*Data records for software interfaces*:

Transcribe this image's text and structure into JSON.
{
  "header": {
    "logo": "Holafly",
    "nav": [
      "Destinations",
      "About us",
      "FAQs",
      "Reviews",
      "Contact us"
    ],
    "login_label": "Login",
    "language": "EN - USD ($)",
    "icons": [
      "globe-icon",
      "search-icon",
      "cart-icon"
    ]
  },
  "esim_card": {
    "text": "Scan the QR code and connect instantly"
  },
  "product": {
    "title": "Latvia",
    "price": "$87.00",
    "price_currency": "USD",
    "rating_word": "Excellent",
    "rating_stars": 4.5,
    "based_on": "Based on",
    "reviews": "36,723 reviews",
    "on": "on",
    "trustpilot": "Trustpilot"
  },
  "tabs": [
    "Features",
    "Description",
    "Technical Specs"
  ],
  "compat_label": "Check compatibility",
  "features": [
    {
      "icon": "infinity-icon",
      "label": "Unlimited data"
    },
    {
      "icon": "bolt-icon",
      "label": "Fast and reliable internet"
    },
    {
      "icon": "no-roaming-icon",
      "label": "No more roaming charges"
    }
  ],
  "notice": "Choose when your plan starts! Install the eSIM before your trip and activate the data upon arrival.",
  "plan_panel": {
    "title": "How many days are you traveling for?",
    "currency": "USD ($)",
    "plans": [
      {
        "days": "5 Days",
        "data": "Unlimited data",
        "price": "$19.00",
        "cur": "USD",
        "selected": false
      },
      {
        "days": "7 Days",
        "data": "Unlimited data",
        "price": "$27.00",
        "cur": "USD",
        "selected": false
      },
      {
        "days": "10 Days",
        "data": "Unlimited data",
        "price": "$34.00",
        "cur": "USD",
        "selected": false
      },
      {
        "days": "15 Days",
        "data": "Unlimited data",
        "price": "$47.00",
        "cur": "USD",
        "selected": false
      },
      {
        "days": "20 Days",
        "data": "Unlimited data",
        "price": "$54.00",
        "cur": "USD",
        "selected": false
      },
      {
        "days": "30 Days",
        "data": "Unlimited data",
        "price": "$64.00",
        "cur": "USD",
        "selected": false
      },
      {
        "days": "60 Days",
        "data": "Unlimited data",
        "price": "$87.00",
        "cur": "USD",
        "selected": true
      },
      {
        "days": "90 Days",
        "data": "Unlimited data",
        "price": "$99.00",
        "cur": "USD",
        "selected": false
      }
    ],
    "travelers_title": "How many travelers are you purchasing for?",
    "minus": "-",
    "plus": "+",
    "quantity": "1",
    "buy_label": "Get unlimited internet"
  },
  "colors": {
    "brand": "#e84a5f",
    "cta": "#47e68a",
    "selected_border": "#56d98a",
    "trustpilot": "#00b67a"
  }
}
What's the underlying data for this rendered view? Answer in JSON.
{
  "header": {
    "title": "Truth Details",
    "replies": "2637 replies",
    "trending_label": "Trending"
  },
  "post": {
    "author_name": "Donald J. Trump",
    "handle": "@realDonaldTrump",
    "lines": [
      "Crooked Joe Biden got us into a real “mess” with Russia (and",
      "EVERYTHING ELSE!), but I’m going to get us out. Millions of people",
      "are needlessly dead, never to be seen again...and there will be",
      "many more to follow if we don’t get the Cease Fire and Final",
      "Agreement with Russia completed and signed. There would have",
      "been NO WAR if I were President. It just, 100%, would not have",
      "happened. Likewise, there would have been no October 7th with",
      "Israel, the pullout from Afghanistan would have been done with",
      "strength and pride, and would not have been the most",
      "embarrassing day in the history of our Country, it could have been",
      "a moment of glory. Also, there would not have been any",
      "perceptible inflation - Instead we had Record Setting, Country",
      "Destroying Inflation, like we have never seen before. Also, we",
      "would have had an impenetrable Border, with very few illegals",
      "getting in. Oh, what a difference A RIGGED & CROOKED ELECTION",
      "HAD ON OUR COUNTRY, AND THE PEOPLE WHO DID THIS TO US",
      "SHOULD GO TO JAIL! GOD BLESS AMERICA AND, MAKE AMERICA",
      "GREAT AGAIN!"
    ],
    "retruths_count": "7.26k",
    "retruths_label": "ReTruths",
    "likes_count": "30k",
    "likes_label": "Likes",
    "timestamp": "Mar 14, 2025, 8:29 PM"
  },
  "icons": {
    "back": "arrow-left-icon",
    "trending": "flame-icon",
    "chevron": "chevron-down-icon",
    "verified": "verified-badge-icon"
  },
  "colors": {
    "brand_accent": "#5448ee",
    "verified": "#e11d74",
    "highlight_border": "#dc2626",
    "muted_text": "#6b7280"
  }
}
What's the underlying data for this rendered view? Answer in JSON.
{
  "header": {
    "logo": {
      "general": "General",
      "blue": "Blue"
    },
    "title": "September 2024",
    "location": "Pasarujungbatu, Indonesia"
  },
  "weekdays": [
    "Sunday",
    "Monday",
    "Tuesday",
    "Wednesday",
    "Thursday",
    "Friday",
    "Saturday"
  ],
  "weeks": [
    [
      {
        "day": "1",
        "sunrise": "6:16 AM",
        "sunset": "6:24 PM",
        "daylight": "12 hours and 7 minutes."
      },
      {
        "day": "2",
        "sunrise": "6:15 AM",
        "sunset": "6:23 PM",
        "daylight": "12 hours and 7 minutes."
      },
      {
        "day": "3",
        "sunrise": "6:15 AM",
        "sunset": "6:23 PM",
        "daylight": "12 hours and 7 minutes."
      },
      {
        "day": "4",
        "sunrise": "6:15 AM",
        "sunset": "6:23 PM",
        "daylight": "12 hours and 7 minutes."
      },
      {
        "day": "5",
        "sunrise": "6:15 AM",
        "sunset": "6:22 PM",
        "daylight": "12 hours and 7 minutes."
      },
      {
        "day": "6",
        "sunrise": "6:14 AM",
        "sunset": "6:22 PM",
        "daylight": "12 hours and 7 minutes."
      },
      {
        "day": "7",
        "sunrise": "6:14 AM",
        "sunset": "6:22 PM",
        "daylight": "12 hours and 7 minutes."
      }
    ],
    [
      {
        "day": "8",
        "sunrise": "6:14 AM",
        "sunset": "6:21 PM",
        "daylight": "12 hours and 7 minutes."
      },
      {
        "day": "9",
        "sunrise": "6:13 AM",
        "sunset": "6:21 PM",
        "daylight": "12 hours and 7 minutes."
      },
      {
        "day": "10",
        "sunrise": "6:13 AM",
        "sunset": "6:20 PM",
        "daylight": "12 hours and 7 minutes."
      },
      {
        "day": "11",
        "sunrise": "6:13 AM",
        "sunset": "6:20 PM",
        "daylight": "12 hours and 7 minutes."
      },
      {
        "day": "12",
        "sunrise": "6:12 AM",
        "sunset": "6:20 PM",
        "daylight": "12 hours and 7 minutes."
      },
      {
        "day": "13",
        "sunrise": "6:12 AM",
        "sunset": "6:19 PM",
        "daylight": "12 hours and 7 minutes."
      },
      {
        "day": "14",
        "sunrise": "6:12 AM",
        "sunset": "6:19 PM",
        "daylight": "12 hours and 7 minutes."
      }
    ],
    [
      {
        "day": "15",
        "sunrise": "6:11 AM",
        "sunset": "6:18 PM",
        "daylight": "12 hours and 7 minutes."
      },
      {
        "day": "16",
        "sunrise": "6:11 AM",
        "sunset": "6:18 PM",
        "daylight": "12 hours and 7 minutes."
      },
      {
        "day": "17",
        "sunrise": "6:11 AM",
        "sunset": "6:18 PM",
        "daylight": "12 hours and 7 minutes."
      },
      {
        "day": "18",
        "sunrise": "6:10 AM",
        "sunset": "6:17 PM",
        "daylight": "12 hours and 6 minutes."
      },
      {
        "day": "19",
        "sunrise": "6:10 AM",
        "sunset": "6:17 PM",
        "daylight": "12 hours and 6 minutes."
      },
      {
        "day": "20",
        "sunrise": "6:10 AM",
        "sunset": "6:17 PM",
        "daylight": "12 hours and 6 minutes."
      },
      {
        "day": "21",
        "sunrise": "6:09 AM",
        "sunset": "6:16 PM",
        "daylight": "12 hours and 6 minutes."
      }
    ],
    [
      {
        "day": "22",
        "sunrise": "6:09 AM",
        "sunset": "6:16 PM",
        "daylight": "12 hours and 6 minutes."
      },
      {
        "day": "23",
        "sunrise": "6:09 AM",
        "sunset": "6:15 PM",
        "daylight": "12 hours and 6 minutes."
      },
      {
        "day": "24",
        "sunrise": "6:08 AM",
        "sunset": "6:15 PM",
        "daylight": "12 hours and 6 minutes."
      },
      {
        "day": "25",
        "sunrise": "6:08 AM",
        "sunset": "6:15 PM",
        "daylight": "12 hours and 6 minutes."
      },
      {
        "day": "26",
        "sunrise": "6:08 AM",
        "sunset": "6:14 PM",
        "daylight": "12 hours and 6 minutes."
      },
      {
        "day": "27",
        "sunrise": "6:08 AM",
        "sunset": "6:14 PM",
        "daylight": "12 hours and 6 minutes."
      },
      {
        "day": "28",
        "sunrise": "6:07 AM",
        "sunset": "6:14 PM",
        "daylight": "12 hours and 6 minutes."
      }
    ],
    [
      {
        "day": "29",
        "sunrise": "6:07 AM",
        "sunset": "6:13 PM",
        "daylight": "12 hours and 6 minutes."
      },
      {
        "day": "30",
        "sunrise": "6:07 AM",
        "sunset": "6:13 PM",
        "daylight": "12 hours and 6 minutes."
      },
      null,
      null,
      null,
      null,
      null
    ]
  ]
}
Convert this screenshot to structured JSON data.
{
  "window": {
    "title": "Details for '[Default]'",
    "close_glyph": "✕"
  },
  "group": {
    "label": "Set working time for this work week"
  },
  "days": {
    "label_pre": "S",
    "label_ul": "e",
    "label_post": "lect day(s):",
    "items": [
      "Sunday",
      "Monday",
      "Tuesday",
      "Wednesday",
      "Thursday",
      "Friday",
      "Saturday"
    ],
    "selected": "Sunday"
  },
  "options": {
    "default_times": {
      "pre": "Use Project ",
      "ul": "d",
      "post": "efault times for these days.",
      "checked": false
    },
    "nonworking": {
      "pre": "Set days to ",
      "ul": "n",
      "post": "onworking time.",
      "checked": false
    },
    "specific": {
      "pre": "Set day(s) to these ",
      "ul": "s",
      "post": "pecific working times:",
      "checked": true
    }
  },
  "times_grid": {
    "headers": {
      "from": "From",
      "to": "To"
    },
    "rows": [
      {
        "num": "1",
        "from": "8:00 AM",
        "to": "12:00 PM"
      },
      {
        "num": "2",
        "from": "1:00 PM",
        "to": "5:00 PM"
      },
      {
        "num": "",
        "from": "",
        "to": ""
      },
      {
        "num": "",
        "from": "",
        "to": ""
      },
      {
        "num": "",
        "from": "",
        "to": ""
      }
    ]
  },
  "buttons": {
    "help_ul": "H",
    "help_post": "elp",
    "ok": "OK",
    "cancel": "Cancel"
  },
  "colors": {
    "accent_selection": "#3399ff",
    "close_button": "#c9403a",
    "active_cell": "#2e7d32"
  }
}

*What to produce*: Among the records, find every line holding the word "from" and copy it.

*Your response*:
      "Israel, the pullout from Afghanistan would have been done with",
      "from": "From",
        "from": "8:00 AM",
        "from": "1:00 PM",
        "from": "",
        "from": "",
        "from": "",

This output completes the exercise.